A new Pentagon audit of last year’s U.S. military-led civilian evacuation of Afghanistan found that dozens of Afghans considered potentially dangerous were brought to the United States.
According to the Department of Defense (DoD) Inspector General report (pdf) published Tuesday, DoD’s National Ground Intelligence Center (NGIC) has identified “50 Afghan personnel in the United States with information in DoD records that would indicate potentially significant security concerns.”
And NGIC has not located most of those Afghan individuals. The report says, for example, the agency made an attempt in September 2021 to locate 31 of the security risk Afghans, and “of those 31, only 3 could be located.”
The report also says the National Counterterrorism Center (NTCT) was not accessing all available data from the Pentagon when vetting Afghan refugees that came over during the evacuation.
This is reviving concerns about the screening process used for Operation Allies Welcome—a resettlement plan for Afghan allies launched by President Joe Biden shortly after the Taliban takeover of the country in August 2021.
White House press secretary Jen Psaki had previously said during a briefing Sept. 1, 2021, that she could “absolutely assure” nobody is coming into the United States who “has not been through a thorough screening and background check process.”
Following the Inspector General report’s publication, Sen. Chuck Grassley (R-Iowa) released a statement: “Following the Biden administration’s chaotic withdrawal from Afghanistan, I expressed concern about the administration’s lackluster efforts to screen evacuees flooding from the terrorist safe haven. According to a new report by the Pentagon watchdog, the situation is far worse than we thought.”
In August, NGIC entered into a data-sharing agreement with the Department of Homeland Security (DHS) which led to the discovery that Afghans with derogatory information in the DoD Automated Biometric Identification System (ABIS) database who were believed to be in the United States.
The audit recommends this inter-agency arrangement be extended beyond its Dec. 27, 2021, deadline so NGIC can complete its analytic review of Afghan evacuees for derogatory information.
The Pentagon is providing temporary housing for Afghan refugees at eight of its facilities: Marine Corps Base Quantico, Virginia; Fort Pickett, Virginia; Fort Lee, Virginia; Holloman Air Force Base, New Mexico; Fort McCoy, Wisconsin; Fort Bliss, Texas; Joint Base McGuire-Dix-Lakehurst, New Jersey; and Camp Atterbury, Indiana.

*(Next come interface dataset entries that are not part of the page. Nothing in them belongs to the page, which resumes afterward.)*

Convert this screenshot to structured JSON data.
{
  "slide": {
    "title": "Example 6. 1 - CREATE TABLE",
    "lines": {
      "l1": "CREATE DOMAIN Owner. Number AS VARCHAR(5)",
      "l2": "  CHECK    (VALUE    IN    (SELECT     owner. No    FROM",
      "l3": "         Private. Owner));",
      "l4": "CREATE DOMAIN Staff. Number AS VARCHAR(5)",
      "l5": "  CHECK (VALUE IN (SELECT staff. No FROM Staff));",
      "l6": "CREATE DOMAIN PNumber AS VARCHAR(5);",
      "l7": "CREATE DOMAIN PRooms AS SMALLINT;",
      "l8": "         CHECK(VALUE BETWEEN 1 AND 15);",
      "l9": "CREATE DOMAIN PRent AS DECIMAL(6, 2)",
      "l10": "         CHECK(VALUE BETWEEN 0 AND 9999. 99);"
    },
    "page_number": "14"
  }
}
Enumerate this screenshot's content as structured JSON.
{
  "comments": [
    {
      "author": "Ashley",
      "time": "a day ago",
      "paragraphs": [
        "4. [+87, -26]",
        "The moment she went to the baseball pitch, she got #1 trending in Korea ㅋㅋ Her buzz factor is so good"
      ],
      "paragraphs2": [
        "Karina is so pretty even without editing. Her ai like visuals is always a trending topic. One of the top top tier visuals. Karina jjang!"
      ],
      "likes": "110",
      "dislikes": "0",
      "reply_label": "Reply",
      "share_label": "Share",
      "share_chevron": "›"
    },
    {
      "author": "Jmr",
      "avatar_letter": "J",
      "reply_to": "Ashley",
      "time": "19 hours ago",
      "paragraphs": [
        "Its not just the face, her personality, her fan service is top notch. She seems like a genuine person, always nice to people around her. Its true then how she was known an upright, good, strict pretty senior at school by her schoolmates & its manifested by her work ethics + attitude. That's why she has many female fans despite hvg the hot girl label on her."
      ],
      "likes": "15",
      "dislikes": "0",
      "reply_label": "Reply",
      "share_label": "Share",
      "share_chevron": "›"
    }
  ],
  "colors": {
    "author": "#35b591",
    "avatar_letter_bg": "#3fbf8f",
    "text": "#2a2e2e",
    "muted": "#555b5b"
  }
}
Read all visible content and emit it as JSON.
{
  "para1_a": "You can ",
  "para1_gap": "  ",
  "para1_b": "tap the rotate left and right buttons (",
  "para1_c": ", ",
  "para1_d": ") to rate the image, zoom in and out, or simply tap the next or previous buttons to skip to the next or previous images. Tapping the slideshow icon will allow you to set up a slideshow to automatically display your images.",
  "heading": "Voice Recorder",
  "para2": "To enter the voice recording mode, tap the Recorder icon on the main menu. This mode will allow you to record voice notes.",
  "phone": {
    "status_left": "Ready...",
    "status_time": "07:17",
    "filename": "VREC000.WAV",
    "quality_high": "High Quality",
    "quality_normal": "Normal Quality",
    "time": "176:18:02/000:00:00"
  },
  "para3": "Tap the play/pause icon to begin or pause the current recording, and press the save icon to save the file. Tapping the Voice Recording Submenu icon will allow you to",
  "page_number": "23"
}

U.N. officials have warned of a looming humanitarian crisis in Afghanistan in the wake of the U.S. troop withdrawal and subsequent Taliban takeover of the country.